_Listed records_.

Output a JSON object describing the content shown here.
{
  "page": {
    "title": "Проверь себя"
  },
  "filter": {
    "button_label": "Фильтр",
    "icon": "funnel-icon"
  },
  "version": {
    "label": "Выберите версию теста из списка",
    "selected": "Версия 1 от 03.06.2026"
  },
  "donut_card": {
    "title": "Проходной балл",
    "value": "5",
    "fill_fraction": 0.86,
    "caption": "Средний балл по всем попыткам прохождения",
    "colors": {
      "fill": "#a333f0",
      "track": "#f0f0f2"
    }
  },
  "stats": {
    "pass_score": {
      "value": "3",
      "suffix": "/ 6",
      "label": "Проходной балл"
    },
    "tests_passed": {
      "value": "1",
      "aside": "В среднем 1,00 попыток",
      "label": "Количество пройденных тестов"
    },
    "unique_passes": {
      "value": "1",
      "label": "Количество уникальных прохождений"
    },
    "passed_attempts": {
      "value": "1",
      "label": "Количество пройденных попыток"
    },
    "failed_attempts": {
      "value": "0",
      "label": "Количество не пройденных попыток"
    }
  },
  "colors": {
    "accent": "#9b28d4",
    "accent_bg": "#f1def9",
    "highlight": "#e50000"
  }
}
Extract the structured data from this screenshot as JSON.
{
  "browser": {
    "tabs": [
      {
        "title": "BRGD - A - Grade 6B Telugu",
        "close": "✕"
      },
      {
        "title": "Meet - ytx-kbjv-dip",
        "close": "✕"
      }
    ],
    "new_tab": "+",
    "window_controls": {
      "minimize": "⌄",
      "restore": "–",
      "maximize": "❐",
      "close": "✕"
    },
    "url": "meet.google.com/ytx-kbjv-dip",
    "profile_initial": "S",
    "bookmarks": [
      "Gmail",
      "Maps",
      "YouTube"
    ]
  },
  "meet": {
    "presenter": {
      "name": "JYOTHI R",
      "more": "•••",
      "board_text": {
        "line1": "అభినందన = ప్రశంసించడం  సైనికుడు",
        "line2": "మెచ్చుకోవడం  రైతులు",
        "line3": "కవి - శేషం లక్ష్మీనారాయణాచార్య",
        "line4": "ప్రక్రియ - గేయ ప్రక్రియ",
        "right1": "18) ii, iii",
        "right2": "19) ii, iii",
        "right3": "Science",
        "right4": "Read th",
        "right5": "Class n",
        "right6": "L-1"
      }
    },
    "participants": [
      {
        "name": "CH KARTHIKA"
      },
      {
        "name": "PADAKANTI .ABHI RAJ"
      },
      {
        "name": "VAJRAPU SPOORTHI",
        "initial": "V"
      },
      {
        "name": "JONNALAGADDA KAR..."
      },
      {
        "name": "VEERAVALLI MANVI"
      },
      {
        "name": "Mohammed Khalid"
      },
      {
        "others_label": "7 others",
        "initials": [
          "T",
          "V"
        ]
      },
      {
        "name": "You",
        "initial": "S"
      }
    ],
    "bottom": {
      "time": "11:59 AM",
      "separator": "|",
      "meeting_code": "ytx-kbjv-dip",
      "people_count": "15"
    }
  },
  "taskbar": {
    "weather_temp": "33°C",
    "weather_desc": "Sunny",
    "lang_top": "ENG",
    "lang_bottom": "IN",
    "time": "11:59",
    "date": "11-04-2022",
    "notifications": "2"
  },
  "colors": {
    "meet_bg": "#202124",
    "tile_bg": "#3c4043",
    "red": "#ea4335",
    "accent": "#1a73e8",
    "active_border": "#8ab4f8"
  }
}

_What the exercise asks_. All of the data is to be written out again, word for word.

_Your solution_.
Output a JSON object describing the content shown here.
{
  "page": {
    "title": "Проверь себя"
  },
  "filter": {
    "button_label": "Фильтр",
    "icon": "funnel-icon"
  },
  "version": {
    "label": "Выберите версию теста из списка",
    "selected": "Версия 1 от 03.06.2026"
  },
  "donut_card": {
    "title": "Проходной балл",
    "value": "5",
    "fill_fraction": 0.86,
    "caption": "Средний балл по всем попыткам прохождения",
    "colors": {
      "fill": "#a333f0",
      "track": "#f0f0f2"
    }
  },
  "stats": {
    "pass_score": {
      "value": "3",
      "suffix": "/ 6",
      "label": "Проходной балл"
    },
    "tests_passed": {
      "value": "1",
      "aside": "В среднем 1,00 попыток",
      "label": "Количество пройденных тестов"
    },
    "unique_passes": {
      "value": "1",
      "label": "Количество уникальных прохождений"
    },
    "passed_attempts": {
      "value": "1",
      "label": "Количество пройденных попыток"
    },
    "failed_attempts": {
      "value": "0",
      "label": "Количество не пройденных попыток"
    }
  },
  "colors": {
    "accent": "#9b28d4",
    "accent_bg": "#f1def9",
    "highlight": "#e50000"
  }
}
Extract the structured data from this screenshot as JSON.
{
  "browser": {
    "tabs": [
      {
        "title": "BRGD - A - Grade 6B Telugu",
        "close": "✕"
      },
      {
        "title": "Meet - ytx-kbjv-dip",
        "close": "✕"
      }
    ],
    "new_tab": "+",
    "window_controls": {
      "minimize": "⌄",
      "restore": "–",
      "maximize": "❐",
      "close": "✕"
    },
    "url": "meet.google.com/ytx-kbjv-dip",
    "profile_initial": "S",
    "bookmarks": [
      "Gmail",
      "Maps",
      "YouTube"
    ]
  },
  "meet": {
    "presenter": {
      "name": "JYOTHI R",
      "more": "•••",
      "board_text": {
        "line1": "అభినందన = ప్రశంసించడం  సైనికుడు",
        "line2": "మెచ్చుకోవడం  రైతులు",
        "line3": "కవి - శేషం లక్ష్మీనారాయణాచార్య",
        "line4": "ప్రక్రియ - గేయ ప్రక్రియ",
        "right1": "18) ii, iii",
        "right2": "19) ii, iii",
        "right3": "Science",
        "right4": "Read th",
        "right5": "Class n",
        "right6": "L-1"
      }
    },
    "participants": [
      {
        "name": "CH KARTHIKA"
      },
      {
        "name": "PADAKANTI .ABHI RAJ"
      },
      {
        "name": "VAJRAPU SPOORTHI",
        "initial": "V"
      },
      {
        "name": "JONNALAGADDA KAR..."
      },
      {
        "name": "VEERAVALLI MANVI"
      },
      {
        "name": "Mohammed Khalid"
      },
      {
        "others_label": "7 others",
        "initials": [
          "T",
          "V"
        ]
      },
      {
        "name": "You",
        "initial": "S"
      }
    ],
    "bottom": {
      "time": "11:59 AM",
      "separator": "|",
      "meeting_code": "ytx-kbjv-dip",
      "people_count": "15"
    }
  },
  "taskbar": {
    "weather_temp": "33°C",
    "weather_desc": "Sunny",
    "lang_top": "ENG",
    "lang_bottom": "IN",
    "time": "11:59",
    "date": "11-04-2022",
    "notifications": "2"
  },
  "colors": {
    "meet_bg": "#202124",
    "tile_bg": "#3c4043",
    "red": "#ea4335",
    "accent": "#1a73e8",
    "active_border": "#8ab4f8"
  }
}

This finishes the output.